Then we read, “Jacob was left alone; and a man wrestled with him until daybreak. When the man saw that he did not prevail against Jacob, he struck him on the hip socket; and Jacob’s hip was put out of joint … Then the man said, ‘You shall no longer be called Jacob, but Israel, for you have striven with God and with humans, and have prevailed’” (Gen 32.24-25, 28). The man was an angel (Hos 12.4).
The meaning of “Israel” is uncertain, but this text surely sheds light on it. In this episode, Jacob became a type of his future nation in striving with God and humans, yet finally prevailing.
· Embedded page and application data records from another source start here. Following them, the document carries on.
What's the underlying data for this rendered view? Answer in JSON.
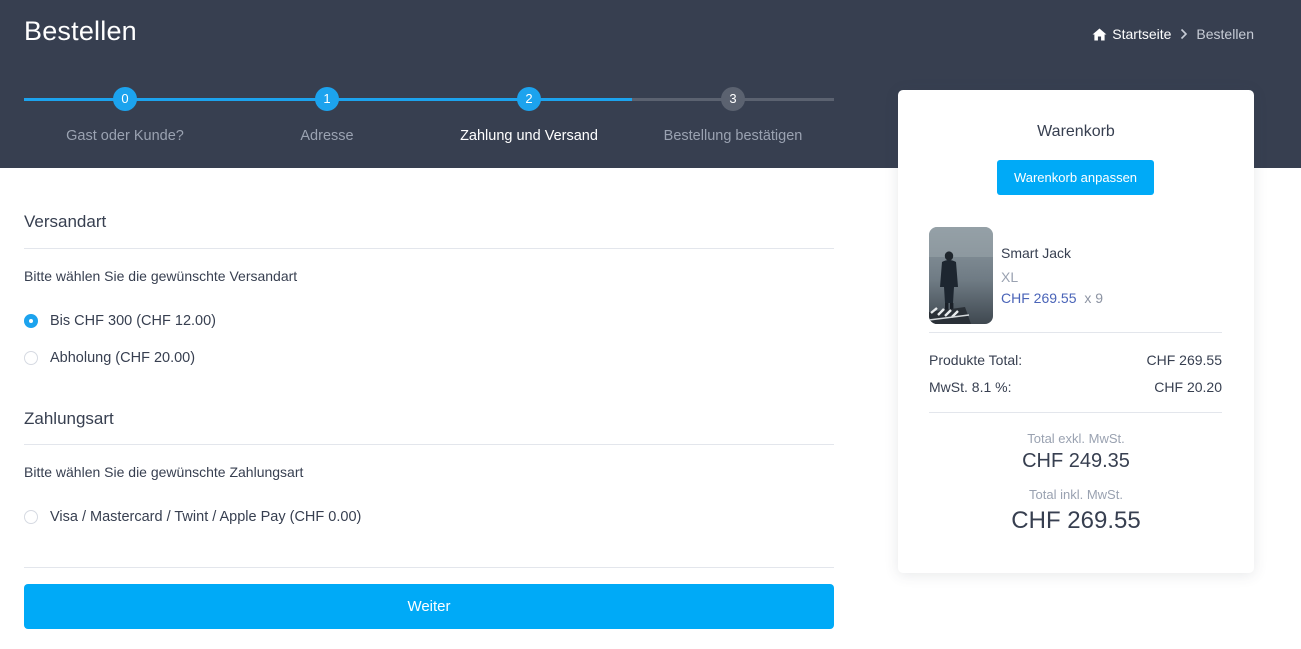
{
  "page": {
    "title": "Bestellen"
  },
  "breadcrumb": {
    "home_label": "Startseite",
    "current_label": "Bestellen"
  },
  "steps": [
    {
      "number": "0",
      "label": "Gast oder Kunde?",
      "state": "done"
    },
    {
      "number": "1",
      "label": "Adresse",
      "state": "done"
    },
    {
      "number": "2",
      "label": "Zahlung und Versand",
      "state": "active"
    },
    {
      "number": "3",
      "label": "Bestellung bestätigen",
      "state": "todo"
    }
  ],
  "shipping": {
    "title": "Versandart",
    "hint": "Bitte wählen Sie die gewünschte Versandart",
    "options": [
      {
        "label": "Bis CHF 300 (CHF 12.00)",
        "selected": true
      },
      {
        "label": "Abholung (CHF 20.00)",
        "selected": false
      }
    ]
  },
  "payment": {
    "title": "Zahlungsart",
    "hint": "Bitte wählen Sie die gewünschte Zahlungsart",
    "options": [
      {
        "label": "Visa / Mastercard / Twint / Apple Pay (CHF 0.00)",
        "selected": false
      }
    ]
  },
  "next_button": "Weiter",
  "cart": {
    "title": "Warenkorb",
    "edit_button": "Warenkorb anpassen",
    "item": {
      "name": "Smart Jack",
      "size": "XL",
      "price": "CHF 269.55",
      "quantity": "x 9"
    },
    "products_total_label": "Produkte Total:",
    "products_total_value": "CHF 269.55",
    "vat_label": "MwSt. 8.1 %:",
    "vat_value": "CHF 20.20",
    "total_excl_label": "Total exkl. MwSt.",
    "total_excl_value": "CHF 249.35",
    "total_incl_label": "Total inkl. MwSt.",
    "total_incl_value": "CHF 269.55"
  },
  "colors": {
    "header_bg": "#373f50",
    "accent": "#00aaf7",
    "progress": "#1ca3ee",
    "step_inactive": "#5b6270"
  },
  "icons": {
    "home": "home-icon",
    "separator": "chevron-right-icon"
  }
}
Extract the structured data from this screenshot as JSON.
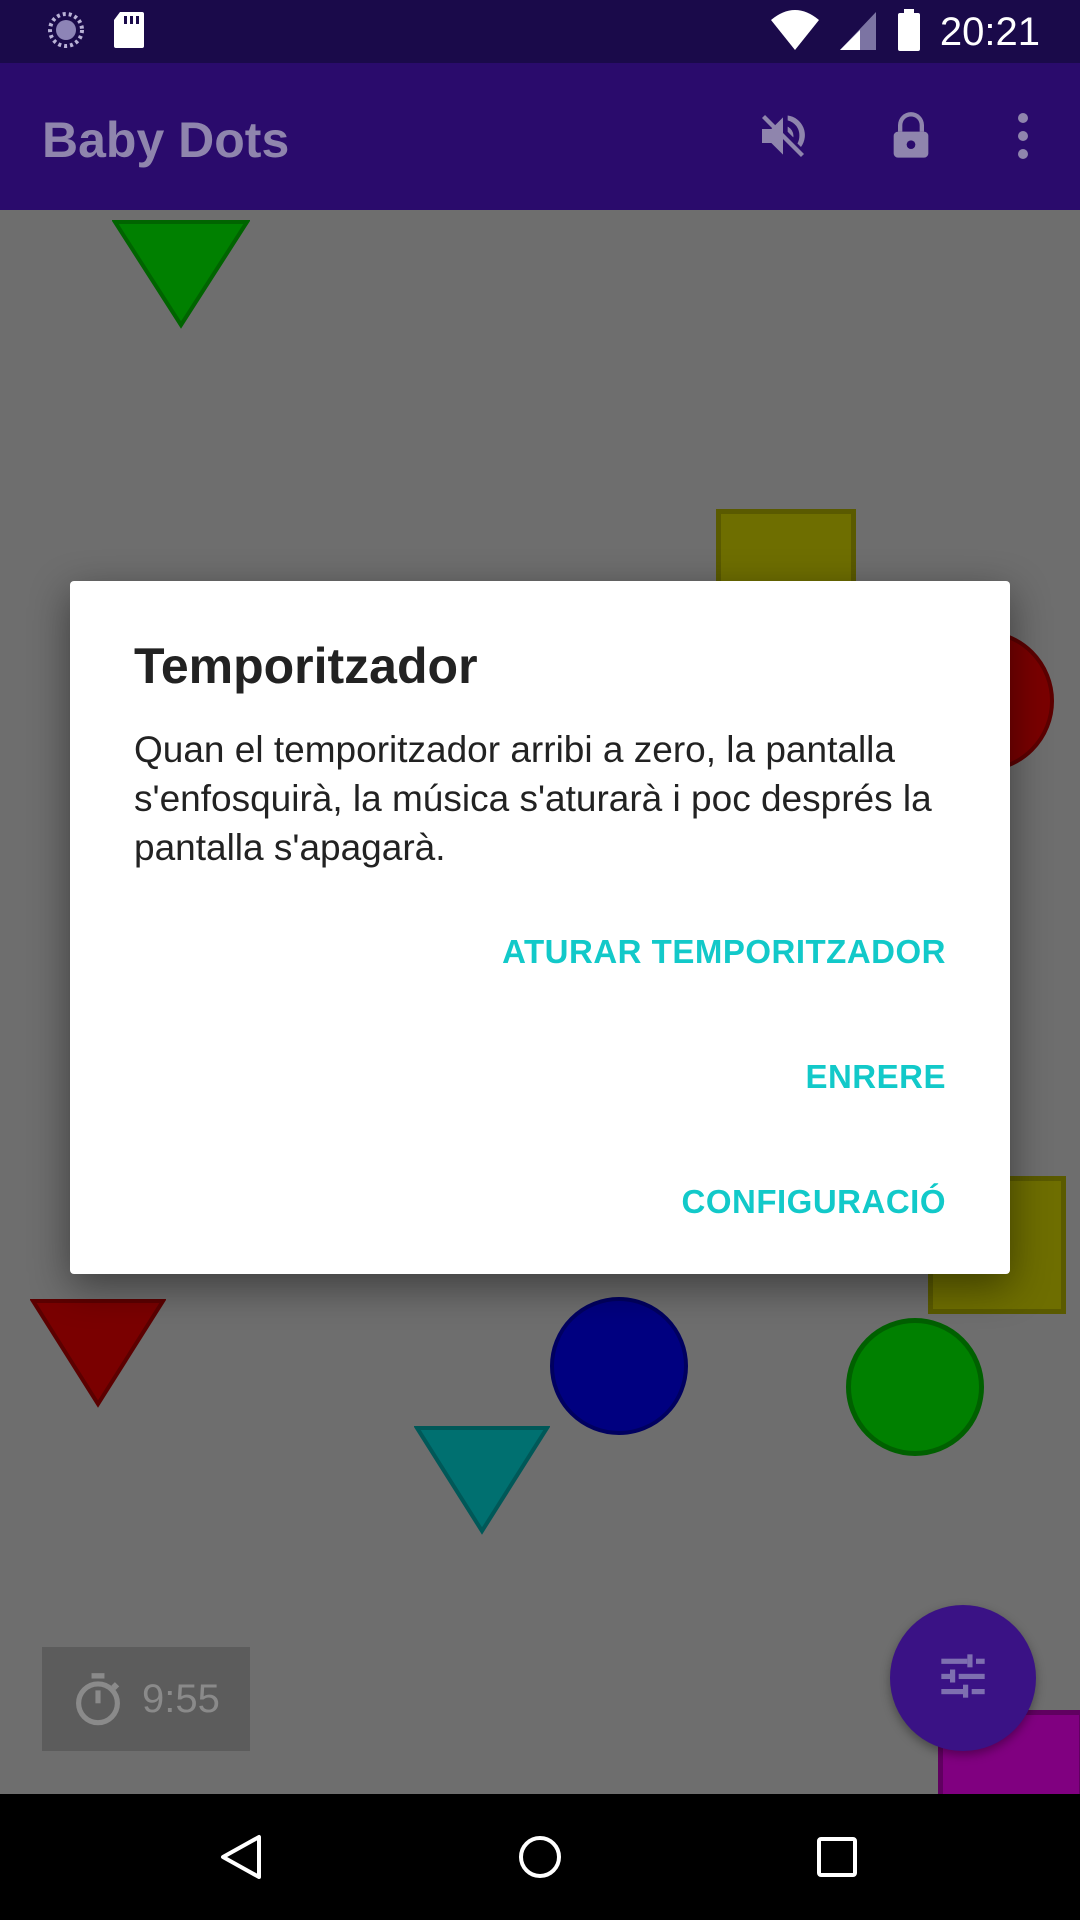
{
  "status_bar": {
    "time": "20:21",
    "icons": [
      "loading-circle-icon",
      "sd-card-icon",
      "wifi-icon",
      "cell-signal-icon",
      "battery-icon"
    ]
  },
  "app_bar": {
    "title": "Baby Dots",
    "actions": [
      "volume-off-icon",
      "lock-icon",
      "overflow-menu-icon"
    ]
  },
  "timer": {
    "value": "9:55",
    "icon": "stopwatch-icon"
  },
  "fab": {
    "icon": "tune-sliders-icon"
  },
  "dialog": {
    "title": "Temporitzador",
    "message": "Quan el temporitzador arribi a zero, la pantalla s'enfosquirà, la música s'aturarà i poc després la pantalla s'apagarà.",
    "buttons": {
      "stop_timer": "ATURAR TEMPORITZADOR",
      "back": "ENRERE",
      "settings": "CONFIGURACIÓ"
    }
  },
  "colors": {
    "accent": "#12c9c9",
    "app_bar": "#2a0b6c",
    "status_bar": "#1a0a4a",
    "canvas_dim": "#6e6e6e"
  },
  "nav_bar": {
    "icons": [
      "back-triangle-icon",
      "home-circle-icon",
      "recents-square-icon"
    ]
  }
}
It corresponds to Jesus’ second coming, which will occur due to a significant Jewish remnant repenting in the last days (Deut 4.30; 30.1-3; 32.20, 36; Hos 1.15—6.3; Zech 12.10; Acts 3.19-21). When Essau and Jacob met, they embraced.
In sum, twice Jacob was a type of (1) Jesus going to “the house of God” to get a family-kingdom and (2) him returning with the aid of “God’s camp” of angels to establish his kingdom on earth and New Jerusalem above, joined by Jacob’s ladder, which is Jesus.
 See my book The Third Day Bible Code (Synergy Books, 2006), which fully treats the many, unique third-day motifs in scripture as types.